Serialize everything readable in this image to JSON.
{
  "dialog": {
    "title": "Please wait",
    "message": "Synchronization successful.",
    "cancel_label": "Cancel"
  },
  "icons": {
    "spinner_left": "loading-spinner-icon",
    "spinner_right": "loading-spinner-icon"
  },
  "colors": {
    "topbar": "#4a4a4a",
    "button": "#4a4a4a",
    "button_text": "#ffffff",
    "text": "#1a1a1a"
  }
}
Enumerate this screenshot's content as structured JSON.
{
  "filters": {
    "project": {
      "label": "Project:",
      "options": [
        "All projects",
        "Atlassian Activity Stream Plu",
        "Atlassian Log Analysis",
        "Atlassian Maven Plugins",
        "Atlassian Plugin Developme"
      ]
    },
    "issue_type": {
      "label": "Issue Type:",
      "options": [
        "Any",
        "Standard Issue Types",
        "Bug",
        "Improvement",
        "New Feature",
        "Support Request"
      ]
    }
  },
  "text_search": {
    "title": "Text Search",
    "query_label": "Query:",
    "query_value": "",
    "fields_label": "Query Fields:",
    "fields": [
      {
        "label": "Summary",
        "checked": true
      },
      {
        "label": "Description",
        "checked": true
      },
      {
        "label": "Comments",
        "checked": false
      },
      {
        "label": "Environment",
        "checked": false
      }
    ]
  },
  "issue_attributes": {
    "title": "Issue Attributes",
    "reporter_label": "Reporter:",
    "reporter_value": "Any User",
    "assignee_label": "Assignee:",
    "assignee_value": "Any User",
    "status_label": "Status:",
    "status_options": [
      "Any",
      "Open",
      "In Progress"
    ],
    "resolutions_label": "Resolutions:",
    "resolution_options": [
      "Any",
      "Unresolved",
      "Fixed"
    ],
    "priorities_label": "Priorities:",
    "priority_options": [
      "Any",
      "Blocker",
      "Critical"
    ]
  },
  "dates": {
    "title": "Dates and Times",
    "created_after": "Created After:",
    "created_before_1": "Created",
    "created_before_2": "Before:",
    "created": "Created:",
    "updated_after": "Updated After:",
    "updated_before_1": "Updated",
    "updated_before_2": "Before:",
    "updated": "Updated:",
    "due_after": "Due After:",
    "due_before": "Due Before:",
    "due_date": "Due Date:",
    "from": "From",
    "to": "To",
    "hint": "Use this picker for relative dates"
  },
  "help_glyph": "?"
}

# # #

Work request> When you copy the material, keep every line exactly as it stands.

Answer box>
Serialize everything readable in this image to JSON.
{
  "dialog": {
    "title": "Please wait",
    "message": "Synchronization successful.",
    "cancel_label": "Cancel"
  },
  "icons": {
    "spinner_left": "loading-spinner-icon",
    "spinner_right": "loading-spinner-icon"
  },
  "colors": {
    "topbar": "#4a4a4a",
    "button": "#4a4a4a",
    "button_text": "#ffffff",
    "text": "#1a1a1a"
  }
}
Enumerate this screenshot's content as structured JSON.
{
  "filters": {
    "project": {
      "label": "Project:",
      "options": [
        "All projects",
        "Atlassian Activity Stream Plu",
        "Atlassian Log Analysis",
        "Atlassian Maven Plugins",
        "Atlassian Plugin Developme"
      ]
    },
    "issue_type": {
      "label": "Issue Type:",
      "options": [
        "Any",
        "Standard Issue Types",
        "Bug",
        "Improvement",
        "New Feature",
        "Support Request"
      ]
    }
  },
  "text_search": {
    "title": "Text Search",
    "query_label": "Query:",
    "query_value": "",
    "fields_label": "Query Fields:",
    "fields": [
      {
        "label": "Summary",
        "checked": true
      },
      {
        "label": "Description",
        "checked": true
      },
      {
        "label": "Comments",
        "checked": false
      },
      {
        "label": "Environment",
        "checked": false
      }
    ]
  },
  "issue_attributes": {
    "title": "Issue Attributes",
    "reporter_label": "Reporter:",
    "reporter_value": "Any User",
    "assignee_label": "Assignee:",
    "assignee_value": "Any User",
    "status_label": "Status:",
    "status_options": [
      "Any",
      "Open",
      "In Progress"
    ],
    "resolutions_label": "Resolutions:",
    "resolution_options": [
      "Any",
      "Unresolved",
      "Fixed"
    ],
    "priorities_label": "Priorities:",
    "priority_options": [
      "Any",
      "Blocker",
      "Critical"
    ]
  },
  "dates": {
    "title": "Dates and Times",
    "created_after": "Created After:",
    "created_before_1": "Created",
    "created_before_2": "Before:",
    "created": "Created:",
    "updated_after": "Updated After:",
    "updated_before_1": "Updated",
    "updated_before_2": "Before:",
    "updated": "Updated:",
    "due_after": "Due After:",
    "due_before": "Due Before:",
    "due_date": "Due Date:",
    "from": "From",
    "to": "To",
    "hint": "Use this picker for relative dates"
  },
  "help_glyph": "?"
}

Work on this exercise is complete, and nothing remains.